YOUR INSTRUCTIONS
Nothing is to be altered; the data must be repeated exactly.

>>>

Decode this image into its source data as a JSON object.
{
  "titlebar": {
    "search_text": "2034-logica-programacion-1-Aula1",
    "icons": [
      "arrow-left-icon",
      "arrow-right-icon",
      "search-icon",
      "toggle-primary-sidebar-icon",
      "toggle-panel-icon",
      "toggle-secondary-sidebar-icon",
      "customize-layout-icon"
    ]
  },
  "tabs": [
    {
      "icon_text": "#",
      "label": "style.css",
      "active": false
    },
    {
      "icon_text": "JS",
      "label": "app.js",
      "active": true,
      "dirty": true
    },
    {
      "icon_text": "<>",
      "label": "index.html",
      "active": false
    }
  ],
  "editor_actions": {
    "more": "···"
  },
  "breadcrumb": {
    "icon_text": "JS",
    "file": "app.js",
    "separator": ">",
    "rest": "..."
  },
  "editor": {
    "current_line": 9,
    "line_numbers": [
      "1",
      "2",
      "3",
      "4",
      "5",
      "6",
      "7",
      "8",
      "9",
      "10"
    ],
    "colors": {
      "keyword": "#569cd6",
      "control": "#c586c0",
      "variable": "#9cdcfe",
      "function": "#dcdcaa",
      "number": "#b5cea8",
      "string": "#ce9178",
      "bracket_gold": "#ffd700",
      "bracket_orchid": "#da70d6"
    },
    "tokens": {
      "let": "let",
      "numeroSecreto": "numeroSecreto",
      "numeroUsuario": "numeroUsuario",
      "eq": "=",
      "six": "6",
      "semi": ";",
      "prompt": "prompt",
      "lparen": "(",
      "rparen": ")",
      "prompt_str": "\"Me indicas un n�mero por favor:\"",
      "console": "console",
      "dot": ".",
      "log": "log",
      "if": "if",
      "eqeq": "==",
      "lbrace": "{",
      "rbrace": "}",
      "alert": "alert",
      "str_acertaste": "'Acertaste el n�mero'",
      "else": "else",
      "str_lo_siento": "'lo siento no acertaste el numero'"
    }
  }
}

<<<

SOLVED EXERCISE
Decode this image into its source data as a JSON object.
{
  "titlebar": {
    "search_text": "2034-logica-programacion-1-Aula1",
    "icons": [
      "arrow-left-icon",
      "arrow-right-icon",
      "search-icon",
      "toggle-primary-sidebar-icon",
      "toggle-panel-icon",
      "toggle-secondary-sidebar-icon",
      "customize-layout-icon"
    ]
  },
  "tabs": [
    {
      "icon_text": "#",
      "label": "style.css",
      "active": false
    },
    {
      "icon_text": "JS",
      "label": "app.js",
      "active": true,
      "dirty": true
    },
    {
      "icon_text": "<>",
      "label": "index.html",
      "active": false
    }
  ],
  "editor_actions": {
    "more": "···"
  },
  "breadcrumb": {
    "icon_text": "JS",
    "file": "app.js",
    "separator": ">",
    "rest": "..."
  },
  "editor": {
    "current_line": 9,
    "line_numbers": [
      "1",
      "2",
      "3",
      "4",
      "5",
      "6",
      "7",
      "8",
      "9",
      "10"
    ],
    "colors": {
      "keyword": "#569cd6",
      "control": "#c586c0",
      "variable": "#9cdcfe",
      "function": "#dcdcaa",
      "number": "#b5cea8",
      "string": "#ce9178",
      "bracket_gold": "#ffd700",
      "bracket_orchid": "#da70d6"
    },
    "tokens": {
      "let": "let",
      "numeroSecreto": "numeroSecreto",
      "numeroUsuario": "numeroUsuario",
      "eq": "=",
      "six": "6",
      "semi": ";",
      "prompt": "prompt",
      "lparen": "(",
      "rparen": ")",
      "prompt_str": "\"Me indicas un n�mero por favor:\"",
      "console": "console",
      "dot": ".",
      "log": "log",
      "if": "if",
      "eqeq": "==",
      "lbrace": "{",
      "rbrace": "}",
      "alert": "alert",
      "str_acertaste": "'Acertaste el n�mero'",
      "else": "else",
      "str_lo_siento": "'lo siento no acertaste el numero'"
    }
  }
}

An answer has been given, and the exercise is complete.